“For the exhibit’s centennial anniversary, we knew this year’s model had to be extra special, a place Pittsburghers feel a sentimental connection to, the way they feel connected to this very special timeless exhibit,” says Kim Amey, Carnegie Science Center interim deputy director.
The scaled replica of the store features its original rounded edges (which distinguishes itself from the Kaufmann’s building that replaced it in 1912), a Lady Liberty statue perched on top and the goddesses of commerce and justice adorning the front door. There are 15 miniature window displays and a Swarovski crystal chandelier. But you won’t see the windows of the Grand Depot decorated for Christmas as the Kaufmann’s store was known for. Curator of Historic Exhibits Patty Everly says this is because the railroad exhibit is divided into four seasons, and the Grand Depot sits within the summer section.
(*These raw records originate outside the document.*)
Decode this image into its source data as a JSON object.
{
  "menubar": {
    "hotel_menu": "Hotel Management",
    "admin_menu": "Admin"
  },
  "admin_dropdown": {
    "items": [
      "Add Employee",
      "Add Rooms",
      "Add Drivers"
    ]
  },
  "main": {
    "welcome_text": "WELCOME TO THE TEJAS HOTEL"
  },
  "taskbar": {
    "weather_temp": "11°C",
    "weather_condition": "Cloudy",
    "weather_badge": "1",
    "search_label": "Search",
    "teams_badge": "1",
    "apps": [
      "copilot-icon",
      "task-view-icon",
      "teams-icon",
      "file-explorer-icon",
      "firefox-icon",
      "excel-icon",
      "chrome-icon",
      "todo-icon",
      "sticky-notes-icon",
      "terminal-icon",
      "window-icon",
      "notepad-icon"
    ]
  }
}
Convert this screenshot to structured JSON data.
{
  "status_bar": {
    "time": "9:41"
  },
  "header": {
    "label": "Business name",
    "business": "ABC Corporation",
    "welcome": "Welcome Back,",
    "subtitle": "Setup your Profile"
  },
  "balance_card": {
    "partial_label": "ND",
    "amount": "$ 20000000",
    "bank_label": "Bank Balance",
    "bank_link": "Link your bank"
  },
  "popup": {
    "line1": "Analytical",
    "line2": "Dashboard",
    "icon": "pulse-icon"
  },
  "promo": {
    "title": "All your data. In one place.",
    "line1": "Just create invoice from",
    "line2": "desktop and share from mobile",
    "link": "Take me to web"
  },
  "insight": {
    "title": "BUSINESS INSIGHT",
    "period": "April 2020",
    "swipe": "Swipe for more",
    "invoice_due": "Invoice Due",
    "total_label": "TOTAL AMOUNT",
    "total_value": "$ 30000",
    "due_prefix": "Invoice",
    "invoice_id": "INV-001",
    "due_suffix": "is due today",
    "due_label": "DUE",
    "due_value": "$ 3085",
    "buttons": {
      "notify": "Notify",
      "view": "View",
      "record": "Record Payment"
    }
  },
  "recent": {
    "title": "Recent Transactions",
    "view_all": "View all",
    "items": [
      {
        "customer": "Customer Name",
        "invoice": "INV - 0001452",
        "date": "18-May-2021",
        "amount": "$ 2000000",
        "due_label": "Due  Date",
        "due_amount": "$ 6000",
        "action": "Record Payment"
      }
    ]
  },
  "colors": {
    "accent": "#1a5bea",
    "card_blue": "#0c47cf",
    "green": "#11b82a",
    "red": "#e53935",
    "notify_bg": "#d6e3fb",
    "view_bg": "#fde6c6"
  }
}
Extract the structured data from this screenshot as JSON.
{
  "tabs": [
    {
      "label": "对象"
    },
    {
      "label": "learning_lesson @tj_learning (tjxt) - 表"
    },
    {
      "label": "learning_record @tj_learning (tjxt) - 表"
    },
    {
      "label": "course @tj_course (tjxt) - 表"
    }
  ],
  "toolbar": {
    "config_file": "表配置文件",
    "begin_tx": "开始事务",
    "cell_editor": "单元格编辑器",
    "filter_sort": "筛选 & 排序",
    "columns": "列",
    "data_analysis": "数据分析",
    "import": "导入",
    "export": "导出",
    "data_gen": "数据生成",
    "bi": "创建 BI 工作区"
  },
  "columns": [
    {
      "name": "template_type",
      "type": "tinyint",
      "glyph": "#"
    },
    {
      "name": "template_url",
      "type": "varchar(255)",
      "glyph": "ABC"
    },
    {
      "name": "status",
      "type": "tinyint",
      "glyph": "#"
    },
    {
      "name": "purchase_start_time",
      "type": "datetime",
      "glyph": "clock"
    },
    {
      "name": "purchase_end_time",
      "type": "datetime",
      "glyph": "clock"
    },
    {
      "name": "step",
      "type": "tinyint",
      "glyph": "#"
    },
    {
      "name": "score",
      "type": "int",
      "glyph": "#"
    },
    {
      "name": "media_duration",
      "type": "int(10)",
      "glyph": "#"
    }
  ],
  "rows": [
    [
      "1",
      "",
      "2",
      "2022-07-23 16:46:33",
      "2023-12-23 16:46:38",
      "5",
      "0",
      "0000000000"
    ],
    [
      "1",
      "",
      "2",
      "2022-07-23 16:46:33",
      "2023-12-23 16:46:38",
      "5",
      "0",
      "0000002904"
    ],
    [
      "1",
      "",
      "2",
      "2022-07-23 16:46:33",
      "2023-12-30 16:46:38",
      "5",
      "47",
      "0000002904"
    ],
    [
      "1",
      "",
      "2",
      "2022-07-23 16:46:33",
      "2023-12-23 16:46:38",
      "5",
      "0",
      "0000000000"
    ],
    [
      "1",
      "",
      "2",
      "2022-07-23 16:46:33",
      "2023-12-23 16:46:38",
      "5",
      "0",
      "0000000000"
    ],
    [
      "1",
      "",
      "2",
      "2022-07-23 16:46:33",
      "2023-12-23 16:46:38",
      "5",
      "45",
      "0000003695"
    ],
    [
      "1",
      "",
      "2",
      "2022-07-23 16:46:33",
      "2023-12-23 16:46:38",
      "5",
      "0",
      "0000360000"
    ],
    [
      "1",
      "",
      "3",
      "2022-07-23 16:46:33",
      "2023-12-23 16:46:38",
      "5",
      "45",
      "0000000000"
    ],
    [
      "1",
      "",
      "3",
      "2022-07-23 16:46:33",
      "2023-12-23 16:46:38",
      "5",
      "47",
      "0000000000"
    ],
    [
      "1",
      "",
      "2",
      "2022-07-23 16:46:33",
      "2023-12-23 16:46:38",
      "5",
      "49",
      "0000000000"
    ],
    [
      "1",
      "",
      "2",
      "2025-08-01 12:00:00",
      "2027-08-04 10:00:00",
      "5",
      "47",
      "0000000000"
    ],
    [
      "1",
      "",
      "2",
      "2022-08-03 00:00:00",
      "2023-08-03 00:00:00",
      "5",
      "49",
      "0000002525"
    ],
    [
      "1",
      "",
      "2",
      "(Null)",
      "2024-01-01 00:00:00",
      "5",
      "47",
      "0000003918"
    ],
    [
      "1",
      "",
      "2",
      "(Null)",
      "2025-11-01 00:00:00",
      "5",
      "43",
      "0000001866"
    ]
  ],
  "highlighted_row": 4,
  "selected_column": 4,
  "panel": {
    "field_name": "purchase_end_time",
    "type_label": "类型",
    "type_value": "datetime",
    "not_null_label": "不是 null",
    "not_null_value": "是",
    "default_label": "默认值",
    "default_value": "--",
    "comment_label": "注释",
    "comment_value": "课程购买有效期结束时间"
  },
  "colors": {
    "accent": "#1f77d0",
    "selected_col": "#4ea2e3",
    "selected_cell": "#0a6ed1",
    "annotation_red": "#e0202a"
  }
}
The clock, made popular by the phrase “meet me under the clock” for generations of Pittsburghers, was originally freestanding, as it is in the exhibit.
“When they tore the building down, they tore the clock down, and people were outraged,” says Everly. When the Kaufmann’s building was constructed, the clock was attached.
Kaufmann’s was founded by a family of Jewish-German immigrants in the 1870s as a small store in the South Side before moving Downtown. The Kaufmann’s store as it existed throughout much of the 20th century was too large to replicate in the village, but the Grand Depot fit.
“It adds diversity to our display and helps to tell Pittsburgh’s rich immigrant story,” Everly says.
Allegheny County Executive Rich Fitzgerald, who was on hand for the unveiling of the addition, says he remembers visiting the railroad exhibit with his family.
“Whether you’re a child or an adult, the magic of a village with trolleys moving down the streets, trains traveling to and fro and in and out of tunnels, and the excitement of identifying or discovering scenes you’re familiar with will always make the Miniature Railroad and Village an important holiday tradition in this community,” he said as part of a proclamation.
The Miniature Railroad originated in 1919 in the Brookville home of Charles Bowdish, who created it to display at his brother’s wedding. It outgrew his home and moved to the Buhl Planetarium and Institute of Popular Science in 1954. It moved to the Science Center in 1992. Last year, Donora’s Cement City was added to the display; Primanti’s was added the year before. It includes more than 100 animations, 250,000 trees and replicas of landmarks from Forbes Field to Luna Park to Fallingwater.
The 100th season for the railroad opens Nov. 21.